Between phase changes, there are periods of yellow and all-red time, which result in a significant amount of time when nobody is moving.
With the new scheme, the two intersections (southbound 501/221 and northbound 501/221) will operate with only three signal phases. This will include:
The advantage of fewer phases is that there is less "lost time" for each signal cycle due to signal phase changes. See this link for more information: Innovative Intersections and Interchanges - Info/Virginia Department of Transportation.
Additionally, as noted at the link, there are other safety benefits with this "innovative" intersection configuration.
The current left turn count shows 8 vehicles in the morning and 12 vehicles in the PM peak hours making that turn. Our projections for the year 2045 show 10 vehicles in the AM and 15 vehicles in the PM peak hours. Under the new configuration, those projected left turns will have to re-route as discussed in the public meeting. If all of the vehicles choose to use Wiggington, a maximum of 15 vehicles as currently anticipated, would equate to one vehicle every 4 minutes. However, if the Wiggington/Old Forest Road intersection becomes more congested in the future, motorists could choose to use the "circular" route as described in the public meeting.
To improve pedestrian and bicycle safety the city is providing a shared-use path along both sides of U.S.-501 N between U.S.-221 and Old Forest Road. Shared use paths are paved facilities physically separated from motorized vehicular traffic by an open space or barrier and are either within the highway right-of-way or an independent right-of-way.

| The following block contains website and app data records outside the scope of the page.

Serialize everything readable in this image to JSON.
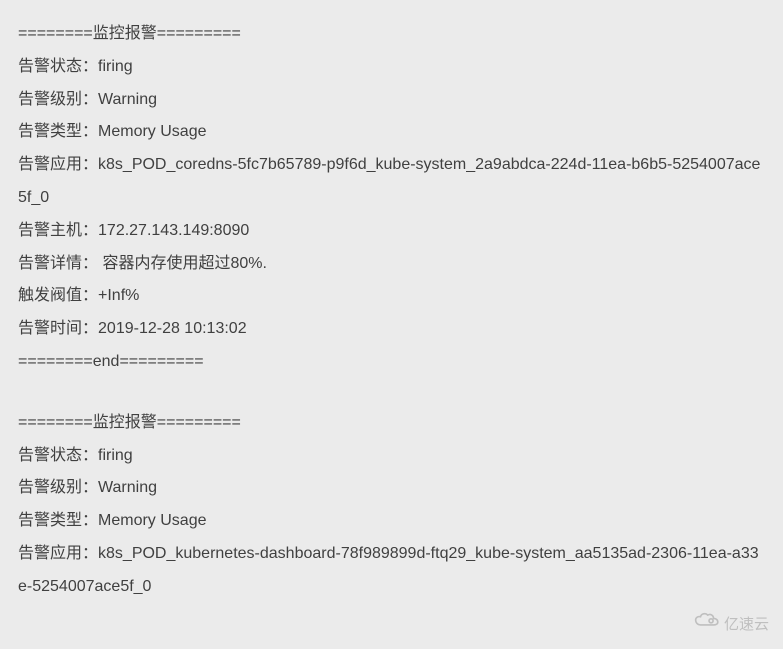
{
  "alerts": [
    {
      "header": "========监控报警=========",
      "rows": [
        {
          "label": "告警状态：",
          "value": "firing"
        },
        {
          "label": "告警级别：",
          "value": "Warning"
        },
        {
          "label": "告警类型：",
          "value": "Memory Usage"
        },
        {
          "label": "告警应用：",
          "value": "k8s_POD_coredns-5fc7b65789-p9f6d_kube-system_2a9abdca-224d-11ea-b6b5-5254007ace5f_0"
        },
        {
          "label": "告警主机：",
          "value": "172.27.143.149:8090"
        },
        {
          "label": "告警详情：",
          "value": " 容器内存使用超过80%."
        },
        {
          "label": "触发阀值：",
          "value": "+Inf%"
        },
        {
          "label": "告警时间：",
          "value": "2019-12-28 10:13:02"
        }
      ],
      "footer": "========end========="
    },
    {
      "header": "========监控报警=========",
      "rows": [
        {
          "label": "告警状态：",
          "value": "firing"
        },
        {
          "label": "告警级别：",
          "value": "Warning"
        },
        {
          "label": "告警类型：",
          "value": "Memory Usage"
        },
        {
          "label": "告警应用：",
          "value": "k8s_POD_kubernetes-dashboard-78f989899d-ftq29_kube-system_aa5135ad-2306-11ea-a33e-5254007ace5f_0"
        }
      ],
      "footer": ""
    }
  ],
  "watermark": {
    "text": "亿速云",
    "icon": "cloud-icon"
  }
}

Shared use paths are used by bicyclists, pedestrians, skaters, runners, and others.
Current pedestrian counts do not warrant a pedestrian bridge/tunnel at any of the three intersections.
Roundabouts were considered during the Conceptual Design and Environmental assessment phases and determined to not meet the traffic demand required.